In addition to the I-9 Form, which all newly hired employees must complete within three days of hire, there are other forms of documentation that an employee must provide, including:
Documents that Establish Identity and Employment Eligibility:
- U.S. Passport;
- Certificate of U.S. Citizenship;
- Certificate of Naturalization;
- Permanent Resident Card;
- Unexpired foreign passport with Form I-94;
- Unexpired Unemployment Authorization Card;
- Unexpired Reentry Permit;
- Unexpired Temporary Resident card;
- Unexpired Refugee Travel Document; or
- Unexpired Employment Authorization Document from the Department of Homeland Security with a photo.
An employee may establish their identity by providing one document from List B and one document from List C that establishes employment eligibility.
List B (Identity Verification):
- State-issued driver’s license or ID card;
- Federal ID card with photo;
- School ID with photo;
- U.S. Military Card, military dependent’s ID card, or U.S. Coast Guard Merchant Mariner Card;
- Native American tribal document; or
- Canadian government-issued driver’s license.
List C (Employment Eligibility):
- U.S. Social Security Card;
- Birth certificate;
- Certification of Birth Abroad (Form FS-545 or Form DS-1350);
- U.S. Citizen ID Card;
- Native American tribal document;
- Resident Citizen ID card (Form I-179); or
- DHS-issued employment authorization document.
What are the Legal Penalties for Violating Employee Documentation Requirements?
The penalties for violating employee documentation requirements vary and are dependent on the offense. Civil fines are common, and criminal penalties may ensue if there is a pattern of violations. Other penalties may include:
- Employers may be barred from government contracts
- In cases of discrimination, a court order may be issued for the payment of back pay, or a court order may be issued requiring the employer to hire the person who was discriminated against
- Loss of employment
For employers who are required to utilize the E-Verify system, failure to do so may result in disciplinary action, such as revocation of the employer’s business operating license. If caught, employers who hire undocumented workers will be held accountable. The close connection between employment documentation and immigration requirements could pose problems for non-U.S. citizens who fail to show proper documentation, and may even lead to deportation.
Do I Need to Contact a Lawyer for Employee Documentation Issues?

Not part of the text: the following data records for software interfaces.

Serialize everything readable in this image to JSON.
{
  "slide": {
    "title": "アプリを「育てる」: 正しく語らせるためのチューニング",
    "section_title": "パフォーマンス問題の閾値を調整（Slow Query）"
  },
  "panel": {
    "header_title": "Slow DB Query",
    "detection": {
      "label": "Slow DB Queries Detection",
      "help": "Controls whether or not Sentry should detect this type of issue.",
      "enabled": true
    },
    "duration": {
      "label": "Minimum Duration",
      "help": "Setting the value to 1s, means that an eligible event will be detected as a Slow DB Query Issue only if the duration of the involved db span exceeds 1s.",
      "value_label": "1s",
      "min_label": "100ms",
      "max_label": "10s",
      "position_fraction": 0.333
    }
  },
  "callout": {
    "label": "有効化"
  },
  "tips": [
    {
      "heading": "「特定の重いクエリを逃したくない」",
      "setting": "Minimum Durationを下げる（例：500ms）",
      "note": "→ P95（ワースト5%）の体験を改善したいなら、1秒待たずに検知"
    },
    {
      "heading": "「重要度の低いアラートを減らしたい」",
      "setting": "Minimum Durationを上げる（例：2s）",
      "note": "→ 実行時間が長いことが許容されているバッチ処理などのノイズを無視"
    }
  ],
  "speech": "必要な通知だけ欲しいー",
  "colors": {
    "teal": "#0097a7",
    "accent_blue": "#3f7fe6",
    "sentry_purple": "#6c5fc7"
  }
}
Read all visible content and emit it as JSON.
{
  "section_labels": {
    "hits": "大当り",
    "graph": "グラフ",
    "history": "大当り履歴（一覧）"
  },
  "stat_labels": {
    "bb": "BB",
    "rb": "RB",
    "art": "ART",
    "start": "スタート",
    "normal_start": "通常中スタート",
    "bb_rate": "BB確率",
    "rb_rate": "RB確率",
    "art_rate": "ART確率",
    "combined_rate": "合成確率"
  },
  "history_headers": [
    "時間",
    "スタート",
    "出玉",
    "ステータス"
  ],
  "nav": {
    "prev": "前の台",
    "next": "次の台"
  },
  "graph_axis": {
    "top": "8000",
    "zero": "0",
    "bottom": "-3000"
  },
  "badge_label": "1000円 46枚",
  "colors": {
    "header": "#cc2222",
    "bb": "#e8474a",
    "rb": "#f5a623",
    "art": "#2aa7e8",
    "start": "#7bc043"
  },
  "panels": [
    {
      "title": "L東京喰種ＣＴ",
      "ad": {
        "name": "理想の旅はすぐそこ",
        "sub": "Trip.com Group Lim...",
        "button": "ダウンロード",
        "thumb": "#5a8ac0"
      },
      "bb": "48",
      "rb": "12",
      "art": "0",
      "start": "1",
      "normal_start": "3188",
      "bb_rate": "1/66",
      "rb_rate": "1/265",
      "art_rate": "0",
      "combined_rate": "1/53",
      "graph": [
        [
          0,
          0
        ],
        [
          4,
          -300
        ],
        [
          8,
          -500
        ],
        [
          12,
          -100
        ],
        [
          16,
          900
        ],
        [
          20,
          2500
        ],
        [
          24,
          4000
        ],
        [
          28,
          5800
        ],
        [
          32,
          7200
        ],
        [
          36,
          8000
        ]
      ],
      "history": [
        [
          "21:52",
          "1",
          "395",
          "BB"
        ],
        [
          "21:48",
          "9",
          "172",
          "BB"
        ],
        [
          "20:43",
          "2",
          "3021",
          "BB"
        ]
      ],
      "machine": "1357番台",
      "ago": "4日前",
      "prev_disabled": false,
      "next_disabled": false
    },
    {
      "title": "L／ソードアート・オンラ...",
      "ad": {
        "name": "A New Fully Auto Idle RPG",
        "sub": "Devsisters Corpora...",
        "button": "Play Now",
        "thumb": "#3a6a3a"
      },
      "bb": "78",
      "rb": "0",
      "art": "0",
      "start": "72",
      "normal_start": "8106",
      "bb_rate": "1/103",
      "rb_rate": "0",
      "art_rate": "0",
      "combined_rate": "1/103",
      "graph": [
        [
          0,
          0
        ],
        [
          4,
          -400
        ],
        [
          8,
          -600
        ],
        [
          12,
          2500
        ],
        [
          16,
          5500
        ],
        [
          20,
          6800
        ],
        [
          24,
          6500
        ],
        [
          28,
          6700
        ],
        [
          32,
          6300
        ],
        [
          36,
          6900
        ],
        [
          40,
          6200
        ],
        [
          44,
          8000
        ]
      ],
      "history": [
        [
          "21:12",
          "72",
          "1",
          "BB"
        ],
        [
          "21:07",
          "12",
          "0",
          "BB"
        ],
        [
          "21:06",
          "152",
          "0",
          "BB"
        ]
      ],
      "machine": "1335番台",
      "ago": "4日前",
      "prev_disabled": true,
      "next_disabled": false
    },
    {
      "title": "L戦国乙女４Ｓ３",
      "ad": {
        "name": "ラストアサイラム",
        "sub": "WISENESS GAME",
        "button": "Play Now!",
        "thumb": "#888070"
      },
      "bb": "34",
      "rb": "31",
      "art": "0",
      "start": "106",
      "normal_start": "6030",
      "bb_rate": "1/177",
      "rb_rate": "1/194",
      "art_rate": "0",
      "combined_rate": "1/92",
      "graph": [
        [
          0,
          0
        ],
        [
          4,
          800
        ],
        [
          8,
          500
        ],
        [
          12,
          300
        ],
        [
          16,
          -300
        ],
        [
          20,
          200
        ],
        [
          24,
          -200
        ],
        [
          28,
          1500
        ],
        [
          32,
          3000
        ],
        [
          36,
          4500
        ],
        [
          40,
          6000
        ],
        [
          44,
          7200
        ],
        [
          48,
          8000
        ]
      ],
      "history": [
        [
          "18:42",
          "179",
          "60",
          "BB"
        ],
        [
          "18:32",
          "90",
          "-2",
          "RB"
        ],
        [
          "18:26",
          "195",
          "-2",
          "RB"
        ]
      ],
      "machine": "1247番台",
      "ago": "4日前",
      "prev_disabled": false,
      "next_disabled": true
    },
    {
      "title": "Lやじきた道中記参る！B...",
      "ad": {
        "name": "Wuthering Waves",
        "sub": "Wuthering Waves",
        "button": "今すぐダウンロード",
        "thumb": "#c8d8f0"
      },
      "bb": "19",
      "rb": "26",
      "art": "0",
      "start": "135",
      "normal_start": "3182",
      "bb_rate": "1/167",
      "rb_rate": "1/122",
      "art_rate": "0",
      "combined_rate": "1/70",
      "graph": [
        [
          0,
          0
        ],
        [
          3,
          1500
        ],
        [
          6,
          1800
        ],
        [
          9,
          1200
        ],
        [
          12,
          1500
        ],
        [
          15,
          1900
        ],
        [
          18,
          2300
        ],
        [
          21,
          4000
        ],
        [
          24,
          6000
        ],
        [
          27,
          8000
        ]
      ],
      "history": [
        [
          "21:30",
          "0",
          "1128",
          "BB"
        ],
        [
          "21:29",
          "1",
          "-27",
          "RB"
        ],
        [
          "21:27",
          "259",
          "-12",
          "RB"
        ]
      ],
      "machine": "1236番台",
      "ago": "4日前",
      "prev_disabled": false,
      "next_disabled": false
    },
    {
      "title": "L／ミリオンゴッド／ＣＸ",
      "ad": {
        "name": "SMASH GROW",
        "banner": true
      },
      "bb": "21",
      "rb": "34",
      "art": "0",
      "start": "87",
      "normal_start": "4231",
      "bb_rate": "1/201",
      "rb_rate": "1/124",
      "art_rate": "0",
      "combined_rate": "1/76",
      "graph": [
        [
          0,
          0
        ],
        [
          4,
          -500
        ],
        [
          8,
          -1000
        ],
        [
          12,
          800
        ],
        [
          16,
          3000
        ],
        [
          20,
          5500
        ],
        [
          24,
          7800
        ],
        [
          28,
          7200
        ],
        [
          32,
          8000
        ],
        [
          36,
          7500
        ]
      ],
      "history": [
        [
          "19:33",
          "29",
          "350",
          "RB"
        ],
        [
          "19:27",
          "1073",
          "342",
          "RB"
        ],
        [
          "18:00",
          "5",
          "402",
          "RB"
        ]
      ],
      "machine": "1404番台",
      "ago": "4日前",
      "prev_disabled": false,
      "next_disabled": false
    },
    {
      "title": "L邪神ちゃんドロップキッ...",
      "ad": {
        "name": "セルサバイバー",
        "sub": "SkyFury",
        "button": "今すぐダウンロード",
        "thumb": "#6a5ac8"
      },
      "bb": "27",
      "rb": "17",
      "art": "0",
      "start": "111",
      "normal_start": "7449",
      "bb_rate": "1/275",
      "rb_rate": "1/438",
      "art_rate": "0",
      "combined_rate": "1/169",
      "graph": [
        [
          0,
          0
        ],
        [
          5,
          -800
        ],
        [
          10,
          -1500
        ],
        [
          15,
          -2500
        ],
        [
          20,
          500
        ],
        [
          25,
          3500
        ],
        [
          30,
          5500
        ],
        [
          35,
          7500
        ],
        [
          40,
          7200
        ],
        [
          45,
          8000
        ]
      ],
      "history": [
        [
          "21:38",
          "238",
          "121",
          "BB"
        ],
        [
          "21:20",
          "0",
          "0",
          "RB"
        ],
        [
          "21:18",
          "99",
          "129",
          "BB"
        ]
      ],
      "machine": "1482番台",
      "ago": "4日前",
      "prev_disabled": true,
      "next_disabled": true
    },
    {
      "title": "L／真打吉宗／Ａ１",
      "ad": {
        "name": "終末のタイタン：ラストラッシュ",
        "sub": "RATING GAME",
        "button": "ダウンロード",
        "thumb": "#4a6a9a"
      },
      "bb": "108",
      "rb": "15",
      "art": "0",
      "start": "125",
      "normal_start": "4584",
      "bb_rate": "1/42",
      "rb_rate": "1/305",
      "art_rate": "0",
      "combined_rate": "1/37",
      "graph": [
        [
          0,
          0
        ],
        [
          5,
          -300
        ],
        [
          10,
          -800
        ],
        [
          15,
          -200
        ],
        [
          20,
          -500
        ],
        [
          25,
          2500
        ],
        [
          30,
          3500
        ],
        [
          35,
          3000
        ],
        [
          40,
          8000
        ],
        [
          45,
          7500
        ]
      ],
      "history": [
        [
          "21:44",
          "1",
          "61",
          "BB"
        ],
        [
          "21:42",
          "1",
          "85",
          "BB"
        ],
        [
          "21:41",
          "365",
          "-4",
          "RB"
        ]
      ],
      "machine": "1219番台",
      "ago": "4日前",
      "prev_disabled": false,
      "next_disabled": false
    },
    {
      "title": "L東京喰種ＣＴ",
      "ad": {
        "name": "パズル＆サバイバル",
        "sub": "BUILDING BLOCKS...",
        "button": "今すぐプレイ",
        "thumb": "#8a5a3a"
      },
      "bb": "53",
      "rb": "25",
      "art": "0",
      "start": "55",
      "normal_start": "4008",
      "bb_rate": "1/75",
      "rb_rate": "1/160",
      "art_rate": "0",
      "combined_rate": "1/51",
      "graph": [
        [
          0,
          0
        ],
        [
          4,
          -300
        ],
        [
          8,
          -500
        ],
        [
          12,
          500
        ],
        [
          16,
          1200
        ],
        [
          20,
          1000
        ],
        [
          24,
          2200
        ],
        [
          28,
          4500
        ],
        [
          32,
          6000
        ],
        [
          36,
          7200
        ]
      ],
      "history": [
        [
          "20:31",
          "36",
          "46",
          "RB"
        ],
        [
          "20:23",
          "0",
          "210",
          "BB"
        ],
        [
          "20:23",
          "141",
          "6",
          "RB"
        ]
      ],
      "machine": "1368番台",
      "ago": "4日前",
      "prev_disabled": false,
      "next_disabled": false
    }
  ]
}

If you are experiencing any employee documentation issues, contact an employment lawyer as soon as possible. The consequences attached to these issues can be severe, and an experienced lawyer will be able to advise you of your rights, and guide you in terms of satisfying the legal requirements. Your lawyer will also represent your best interests in court in the event of legal proceedings.